(Data records for software interfaces)
┄┄┄┄┄┄
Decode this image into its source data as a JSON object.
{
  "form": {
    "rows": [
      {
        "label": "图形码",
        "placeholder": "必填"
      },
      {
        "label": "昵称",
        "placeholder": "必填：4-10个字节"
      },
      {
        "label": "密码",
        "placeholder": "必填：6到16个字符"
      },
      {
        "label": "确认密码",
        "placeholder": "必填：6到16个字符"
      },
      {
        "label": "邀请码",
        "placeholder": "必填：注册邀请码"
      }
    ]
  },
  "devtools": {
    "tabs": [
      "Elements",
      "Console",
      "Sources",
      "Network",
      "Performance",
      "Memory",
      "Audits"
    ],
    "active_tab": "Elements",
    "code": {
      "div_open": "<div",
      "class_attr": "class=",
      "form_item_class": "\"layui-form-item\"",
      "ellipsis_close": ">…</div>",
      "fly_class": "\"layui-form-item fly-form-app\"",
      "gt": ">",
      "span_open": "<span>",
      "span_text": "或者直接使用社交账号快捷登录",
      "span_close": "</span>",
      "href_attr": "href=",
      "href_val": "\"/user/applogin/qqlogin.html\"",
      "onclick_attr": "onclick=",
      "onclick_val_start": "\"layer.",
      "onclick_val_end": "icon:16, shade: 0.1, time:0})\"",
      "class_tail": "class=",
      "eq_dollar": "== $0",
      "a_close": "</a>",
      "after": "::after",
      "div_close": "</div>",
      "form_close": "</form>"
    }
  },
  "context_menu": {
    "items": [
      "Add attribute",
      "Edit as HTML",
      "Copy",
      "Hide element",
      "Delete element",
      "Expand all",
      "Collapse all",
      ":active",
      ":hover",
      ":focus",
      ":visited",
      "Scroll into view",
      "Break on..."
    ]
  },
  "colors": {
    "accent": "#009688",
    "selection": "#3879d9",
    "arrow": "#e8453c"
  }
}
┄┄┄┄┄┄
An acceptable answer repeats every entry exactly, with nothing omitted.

Decode this image into its source data as a JSON object.
{
  "form": {
    "rows": [
      {
        "label": "图形码",
        "placeholder": "必填"
      },
      {
        "label": "昵称",
        "placeholder": "必填：4-10个字节"
      },
      {
        "label": "密码",
        "placeholder": "必填：6到16个字符"
      },
      {
        "label": "确认密码",
        "placeholder": "必填：6到16个字符"
      },
      {
        "label": "邀请码",
        "placeholder": "必填：注册邀请码"
      }
    ]
  },
  "devtools": {
    "tabs": [
      "Elements",
      "Console",
      "Sources",
      "Network",
      "Performance",
      "Memory",
      "Audits"
    ],
    "active_tab": "Elements",
    "code": {
      "div_open": "<div",
      "class_attr": "class=",
      "form_item_class": "\"layui-form-item\"",
      "ellipsis_close": ">…</div>",
      "fly_class": "\"layui-form-item fly-form-app\"",
      "gt": ">",
      "span_open": "<span>",
      "span_text": "或者直接使用社交账号快捷登录",
      "span_close": "</span>",
      "href_attr": "href=",
      "href_val": "\"/user/applogin/qqlogin.html\"",
      "onclick_attr": "onclick=",
      "onclick_val_start": "\"layer.",
      "onclick_val_end": "icon:16, shade: 0.1, time:0})\"",
      "class_tail": "class=",
      "eq_dollar": "== $0",
      "a_close": "</a>",
      "after": "::after",
      "div_close": "</div>",
      "form_close": "</form>"
    }
  },
  "context_menu": {
    "items": [
      "Add attribute",
      "Edit as HTML",
      "Copy",
      "Hide element",
      "Delete element",
      "Expand all",
      "Collapse all",
      ":active",
      ":hover",
      ":focus",
      ":visited",
      "Scroll into view",
      "Break on..."
    ]
  },
  "colors": {
    "accent": "#009688",
    "selection": "#3879d9",
    "arrow": "#e8453c"
  }
}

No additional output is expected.